## Material for this task
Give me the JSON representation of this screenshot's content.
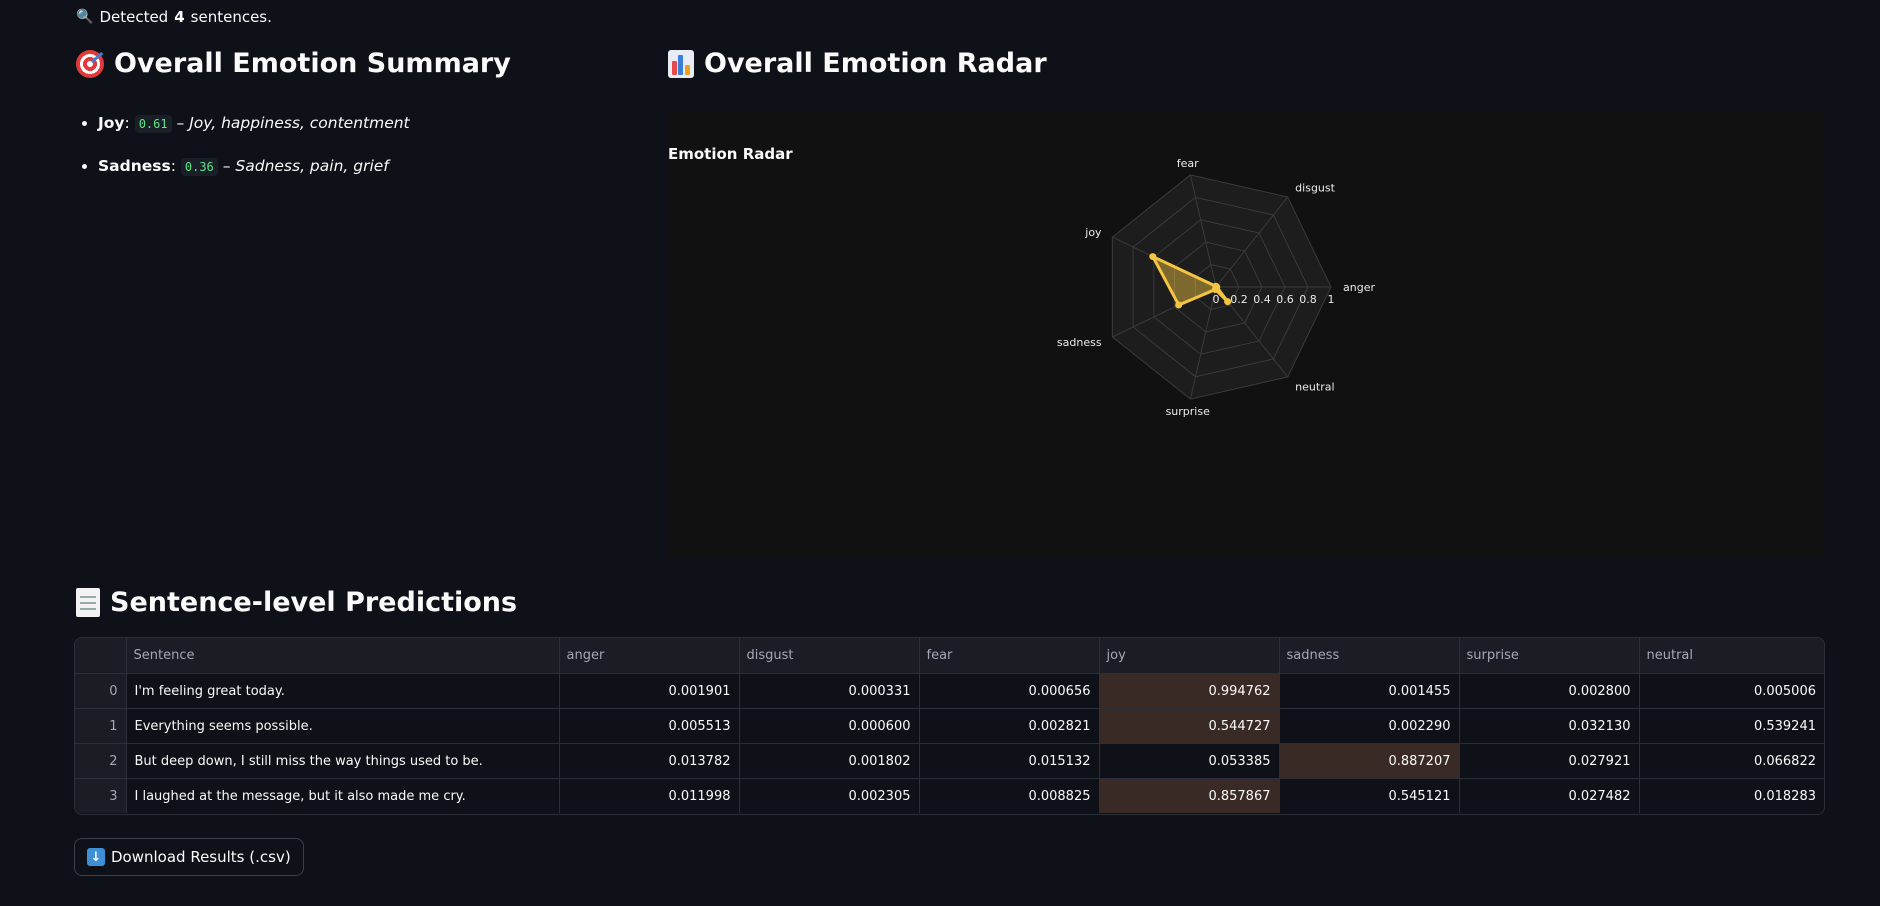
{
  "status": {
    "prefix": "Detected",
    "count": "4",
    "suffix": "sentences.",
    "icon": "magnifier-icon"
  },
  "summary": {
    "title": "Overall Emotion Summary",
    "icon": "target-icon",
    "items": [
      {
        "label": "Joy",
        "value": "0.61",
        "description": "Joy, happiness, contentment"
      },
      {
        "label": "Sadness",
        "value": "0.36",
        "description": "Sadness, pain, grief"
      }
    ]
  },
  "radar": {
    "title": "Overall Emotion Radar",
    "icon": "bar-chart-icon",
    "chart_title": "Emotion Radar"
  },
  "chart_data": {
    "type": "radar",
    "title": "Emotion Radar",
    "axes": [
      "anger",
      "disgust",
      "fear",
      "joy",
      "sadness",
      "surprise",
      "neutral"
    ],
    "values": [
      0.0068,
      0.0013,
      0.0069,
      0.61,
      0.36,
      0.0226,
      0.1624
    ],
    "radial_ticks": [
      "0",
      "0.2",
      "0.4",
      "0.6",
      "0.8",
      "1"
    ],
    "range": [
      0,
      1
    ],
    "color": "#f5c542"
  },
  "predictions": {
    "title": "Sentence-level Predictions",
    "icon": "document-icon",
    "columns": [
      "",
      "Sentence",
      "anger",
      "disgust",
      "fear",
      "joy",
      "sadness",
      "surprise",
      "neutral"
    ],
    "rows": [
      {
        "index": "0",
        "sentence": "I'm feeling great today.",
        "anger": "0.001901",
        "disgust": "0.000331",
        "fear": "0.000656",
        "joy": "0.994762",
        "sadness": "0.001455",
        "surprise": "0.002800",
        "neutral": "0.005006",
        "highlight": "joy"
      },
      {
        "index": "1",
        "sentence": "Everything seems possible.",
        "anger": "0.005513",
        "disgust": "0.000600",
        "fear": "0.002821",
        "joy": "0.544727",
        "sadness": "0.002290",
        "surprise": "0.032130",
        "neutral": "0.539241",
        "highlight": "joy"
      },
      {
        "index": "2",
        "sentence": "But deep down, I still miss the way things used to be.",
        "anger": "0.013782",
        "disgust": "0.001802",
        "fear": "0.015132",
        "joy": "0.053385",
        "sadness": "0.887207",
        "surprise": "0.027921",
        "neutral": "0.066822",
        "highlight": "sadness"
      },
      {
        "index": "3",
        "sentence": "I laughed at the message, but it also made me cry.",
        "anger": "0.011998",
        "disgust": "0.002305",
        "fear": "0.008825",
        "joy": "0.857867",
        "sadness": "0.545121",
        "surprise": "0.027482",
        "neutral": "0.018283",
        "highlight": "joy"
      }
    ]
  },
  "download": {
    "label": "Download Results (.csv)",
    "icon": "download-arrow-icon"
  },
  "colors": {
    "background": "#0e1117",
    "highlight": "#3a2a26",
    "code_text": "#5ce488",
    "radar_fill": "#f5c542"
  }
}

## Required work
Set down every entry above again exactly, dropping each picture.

## Response area
Give me the JSON representation of this screenshot's content.
{
  "status": {
    "prefix": "Detected",
    "count": "4",
    "suffix": "sentences.",
    "icon": "magnifier-icon"
  },
  "summary": {
    "title": "Overall Emotion Summary",
    "icon": "target-icon",
    "items": [
      {
        "label": "Joy",
        "value": "0.61",
        "description": "Joy, happiness, contentment"
      },
      {
        "label": "Sadness",
        "value": "0.36",
        "description": "Sadness, pain, grief"
      }
    ]
  },
  "radar": {
    "title": "Overall Emotion Radar",
    "icon": "bar-chart-icon",
    "chart_title": "Emotion Radar"
  },
  "chart_data": {
    "type": "radar",
    "title": "Emotion Radar",
    "axes": [
      "anger",
      "disgust",
      "fear",
      "joy",
      "sadness",
      "surprise",
      "neutral"
    ],
    "values": [
      0.0068,
      0.0013,
      0.0069,
      0.61,
      0.36,
      0.0226,
      0.1624
    ],
    "radial_ticks": [
      "0",
      "0.2",
      "0.4",
      "0.6",
      "0.8",
      "1"
    ],
    "range": [
      0,
      1
    ],
    "color": "#f5c542"
  },
  "predictions": {
    "title": "Sentence-level Predictions",
    "icon": "document-icon",
    "columns": [
      "",
      "Sentence",
      "anger",
      "disgust",
      "fear",
      "joy",
      "sadness",
      "surprise",
      "neutral"
    ],
    "rows": [
      {
        "index": "0",
        "sentence": "I'm feeling great today.",
        "anger": "0.001901",
        "disgust": "0.000331",
        "fear": "0.000656",
        "joy": "0.994762",
        "sadness": "0.001455",
        "surprise": "0.002800",
        "neutral": "0.005006",
        "highlight": "joy"
      },
      {
        "index": "1",
        "sentence": "Everything seems possible.",
        "anger": "0.005513",
        "disgust": "0.000600",
        "fear": "0.002821",
        "joy": "0.544727",
        "sadness": "0.002290",
        "surprise": "0.032130",
        "neutral": "0.539241",
        "highlight": "joy"
      },
      {
        "index": "2",
        "sentence": "But deep down, I still miss the way things used to be.",
        "anger": "0.013782",
        "disgust": "0.001802",
        "fear": "0.015132",
        "joy": "0.053385",
        "sadness": "0.887207",
        "surprise": "0.027921",
        "neutral": "0.066822",
        "highlight": "sadness"
      },
      {
        "index": "3",
        "sentence": "I laughed at the message, but it also made me cry.",
        "anger": "0.011998",
        "disgust": "0.002305",
        "fear": "0.008825",
        "joy": "0.857867",
        "sadness": "0.545121",
        "surprise": "0.027482",
        "neutral": "0.018283",
        "highlight": "joy"
      }
    ]
  },
  "download": {
    "label": "Download Results (.csv)",
    "icon": "download-arrow-icon"
  },
  "colors": {
    "background": "#0e1117",
    "highlight": "#3a2a26",
    "code_text": "#5ce488",
    "radar_fill": "#f5c542"
  }
}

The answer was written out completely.